Chemistry and Chemical Biology at UC Merced
Located in California's San Joaquin Valley, UC Merced is the newest campus of the University of California system. With easy access to an array of California's well-known treasures such as Yosemite National Park, Sequoia National Park and Half Moon Bay, and renowned cities like San Francisco, San Jose and Sacramento, we are in an ideal location for both work and fun.
Our faculty members are committed to excellence in research and instruction, and have won a variety of awards at regional, national and international levels.
Our research programs are highly interdisciplinary, and range from studying how HIV targets cells and the chemical origins of life to visualizing chemical reactions and improving solar cell efficiencies.
Our faculty members are young, friendly and dedicated to fostering a climate of excellence and intellectual curiosity in which students can pursue their studies.
Whether you are a student, parent, faculty member or curious visitor, we hope you find what you are looking for. If you can't, or you have a question that isn't answered here, please contact us.

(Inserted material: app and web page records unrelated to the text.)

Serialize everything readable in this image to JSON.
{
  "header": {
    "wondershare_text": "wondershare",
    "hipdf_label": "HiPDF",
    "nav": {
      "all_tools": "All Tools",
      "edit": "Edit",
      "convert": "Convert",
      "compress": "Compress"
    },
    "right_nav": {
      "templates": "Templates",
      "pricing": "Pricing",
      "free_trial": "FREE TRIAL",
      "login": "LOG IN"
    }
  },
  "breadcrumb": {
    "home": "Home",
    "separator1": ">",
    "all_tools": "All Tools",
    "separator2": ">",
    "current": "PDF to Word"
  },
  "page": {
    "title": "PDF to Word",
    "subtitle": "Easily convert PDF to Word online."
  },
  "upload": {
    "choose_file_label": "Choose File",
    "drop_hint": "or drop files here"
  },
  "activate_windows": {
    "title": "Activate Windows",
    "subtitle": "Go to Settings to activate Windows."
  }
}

September 2014 - Hrant Hratchian and a team of UCM computational faculty receive a Major Research Infrastructure grant from the National Science Foundation to fund a new campus high performance computing system.
August 2014 - Research groups are starting to move into the brand new lab space in the new Science and Engineering 2 building.
August 2014 - Tao Ye's group receives at $510,000 grant from the National Science Foundation to investigate the self-assembly of DNA nanostructures using new single molecule techniques.
July 2014 - Welcome two new faculty specializing in organic synthesis and organometallic chemistry: Ryan Baxter and Ben Stokes. Ryan is setting up his lab now and Ben will be starting in January.
Jason Hein and Tao Ye recently published a paper on their collaboration trouble shooting organic reactions and studying the surface chemistry by AFM.
Jason Hein's collaboration with physics professors Linda Hirst and Sayantani Ghosh examining quantum dots in liquid crystals is published for interesting photonic applications.
Erin Johnson and Jason Hein have shown that it is possible to computationally predict the relative solubility of homochiral vs heterochiral crystalline solids. Check out the results in Angewandte Chemie.
Erin Johnson's Journal of Chemical Physics paper discussing a new density functional theory model for dispersion interactions is named an Editor's choice article.
Chemistry seminars are held on Fridays, from 3:00 to 4:00 pm, in COB 267. Our seminars will resume after the summer starting on September 5.